Ian Baird, described as an expert on Laos from the University of Wisconsin-Madison, told the Reuters news agency: “People don’t usually go in that area during the rainy season. There are mountains nearby that villagers might be able to get up on.”

The Xe-Pian Xe-Namnoy project, Baird said, had “managed the water in the reservoir very poorly, and so they are responsible.”

The International Rivers website claims that many of the dams were not appropriately “designed to be able to cope with extreme weather events.”

SK Engineering and Construction, a South Korean corporation, which has a major stake in the project, sought to deflect attention away from the broader social issues involved in the tragedy. It claimed that higher than usual rainfall was responsible for the dam collapse.

Heavy monsoon rains, however, are a regular occurrence in the impoverished, landlocked country, which is bordered by China, Vietnam, Burma (Myanmar), Thailand and Cambodia.
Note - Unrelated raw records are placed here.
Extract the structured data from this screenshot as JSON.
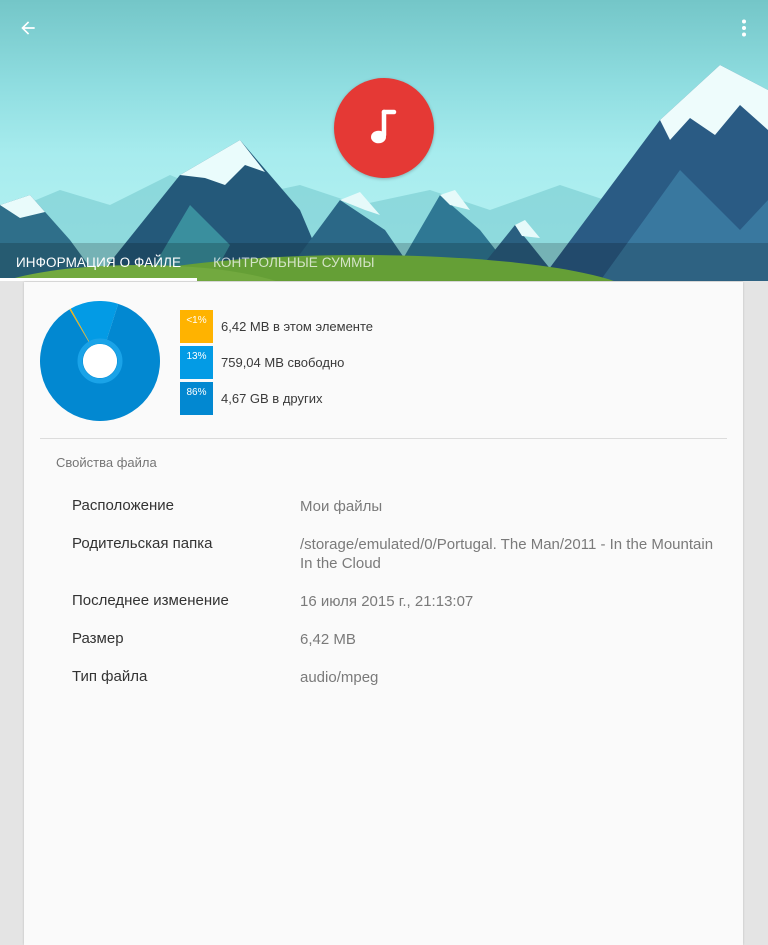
{
  "header": {
    "back_icon": "arrow-back-icon",
    "menu_icon": "more-vert-icon",
    "file_type_icon": "music-note-icon",
    "avatar_color": "#e53935",
    "tabs": [
      {
        "label": "ИНФОРМАЦИЯ О ФАЙЛЕ",
        "active": true
      },
      {
        "label": "КОНТРОЛЬНЫЕ СУММЫ",
        "active": false
      }
    ]
  },
  "storage": {
    "segments": [
      {
        "percent_label": "<1%",
        "text": "6,42 MB в этом элементе",
        "color": "#ffb300",
        "fraction": 0.004
      },
      {
        "percent_label": "13%",
        "text": "759,04 MB свободно",
        "color": "#039be5",
        "fraction": 0.13
      },
      {
        "percent_label": "86%",
        "text": "4,67 GB в других",
        "color": "#0288d1",
        "fraction": 0.866
      }
    ]
  },
  "properties": {
    "title": "Свойства файла",
    "rows": [
      {
        "label": "Расположение",
        "value": "Мои файлы"
      },
      {
        "label": "Родительская папка",
        "value": "/storage/emulated/0/Portugal. The Man/2011 - In the Mountain In the Cloud"
      },
      {
        "label": "Последнее изменение",
        "value": "16 июля 2015 г., 21:13:07"
      },
      {
        "label": "Размер",
        "value": "6,42 MB"
      },
      {
        "label": "Тип файла",
        "value": "audio/mpeg"
      }
    ]
  }
}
Laos, which has a population of about seven million people, is one the poorest countries in the world. It was subjected to massive carpet bombing by the US during the Vietnam War.

Electricity is Laos’s major export earner. The Xe-pian Xe-Namnoy project is one of many dams being built along the Mekong River. In 2017, Laos had 46 operational hydroelectric power plants and scores of others under construction.

The ruling Stalinist Lao People’s Revolutionary Party government in Vientiane, the capital, is acutely nervous about the catastrophe and its political impact on the region.

The national and provincial governments have systematically silenced opposition to village relocations, disruptions to rural agriculture and other social and economic problems caused by dam construction projects.

In an effort to assuage public anger, Prime Minister Thongloun Sisoulith visited the affected area, calling on local governments to assist in emergency relief efforts.

A Vientiane-based commentator told the Asian Times: “We are not good at talking about disasters here, especially if there is a possibility that someone in government may be blamed.”

The $US1.02 billion Xe-Pian Xe-Namnoy project includes South Korean, Thai and Laotian investors. It began construction in 2013 and was due for completion later this year, with plans to begin commercial operations next year.

A similar disaster occurred last year when the Nam Ao River hydropower dam in northeastern Laos burst during construction, flooding a number of regional villages. There were no reported deaths. An investigation into the reservoir found that the construction was faulty because it was being built on unstable marshland.

Following last year’s dam collapse, Energy and Mining Minister Khammany Inthilath called for the cancellation of hydropower projects that did not meet technical and construction safety standards. It is not clear however, whether any real changes have been made in the past 12 months.

One analyst told the Asian Times that the resources and skills to properly oversee the large number of hydropower projects in Laos are at a bare minimum. Construction projects often bypass basic safety standards to meet deadlines and the demands from international investors. The working class and most oppressed layers bear the brunt of such profit-driven irresponsibility.